There has been a rediscovering of the garden that I felt was within me all this time. I’d kind of closed the gates. I was like, yeah! I’m really funny and I moved to NYC without a job and nobody came with me. I’m adventurous. I’m exceptionally brave. I can walk into most rooms and find somebody to talk to. Having come from that relationship was ridiculed a lot and discouraged and seen as a betrayal to my partner by shining brightly. It was a rediscovery that I’m bright and shiny and I’m this little beautiful, brilliant gem, and all this time I’ve been allowing it to collect dust in the corner of the closet.

I lived my life every day like it was a movie because I decided my life was a movie and I was the star. It was exciting but it was also like a huge middle finger. I think you’re like this too, I’m going to do this out of spite. You tell me I can’t do this? You tell me this is something only special really go-getters do? I’m going to go do this.

I think that a lot of being single for me was rediscovering. It was a lot of trial and error.

I had never been the sort of person who dated casually and had to pick the people I like. It was just like the one person in class who expressed interest in me and that’s who I date. I have a say now.

I found that the eggs I was attracted to and the eggs that are good for me were different and finding the people who were those two things was very difficult.

The person I’m dating now, I couldn’t see myself with them in my early 20’s because they were persistently kind and persistently understanding. Previously I was more interested in people who were mean to me and ignored me. I was like if you’re the worst person ever and I can make you love me then I’m worthy.

My chest is lighter for sure and I have a lot more confidence in how I react to other people.
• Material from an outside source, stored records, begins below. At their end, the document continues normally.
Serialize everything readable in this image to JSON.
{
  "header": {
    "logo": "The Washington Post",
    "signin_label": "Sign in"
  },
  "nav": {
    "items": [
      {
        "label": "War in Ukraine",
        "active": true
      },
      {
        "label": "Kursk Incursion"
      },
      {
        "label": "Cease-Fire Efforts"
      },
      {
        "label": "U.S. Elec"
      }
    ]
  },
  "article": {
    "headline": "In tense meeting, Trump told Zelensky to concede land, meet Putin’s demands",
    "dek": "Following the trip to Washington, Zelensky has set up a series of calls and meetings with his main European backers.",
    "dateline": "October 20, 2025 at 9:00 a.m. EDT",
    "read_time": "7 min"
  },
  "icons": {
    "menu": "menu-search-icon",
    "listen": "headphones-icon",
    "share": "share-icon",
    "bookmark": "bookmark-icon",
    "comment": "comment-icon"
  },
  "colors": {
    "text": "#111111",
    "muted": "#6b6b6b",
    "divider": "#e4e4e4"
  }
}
I noticed that when the person I loved the most was critical of me I viewed everyone else as benign exceptionally critical. Now I think I trust that my friends love me no matter what because I trust that my partner loves me no matter what.

I think that I reacted almost typically in that I wanted to isolate myself. I wanted to be alone all of the time and heal. Kind of like a cat when they go away to die. They crawl under the couch or run away to the woods…but you’re not dying. Being with others in your pain is not only the greatest gift that you can give other people, it’s also one of the greatest gifts you can give to yourself.

Listen to what your heart is telling you.

What you are thinking and feeling, what you are noticing is real and it’s not made up and you are not crazy. There are a lot of flags that you can’t read right now. If you feel like things are not how they should be, they’re not, and you should listen to that.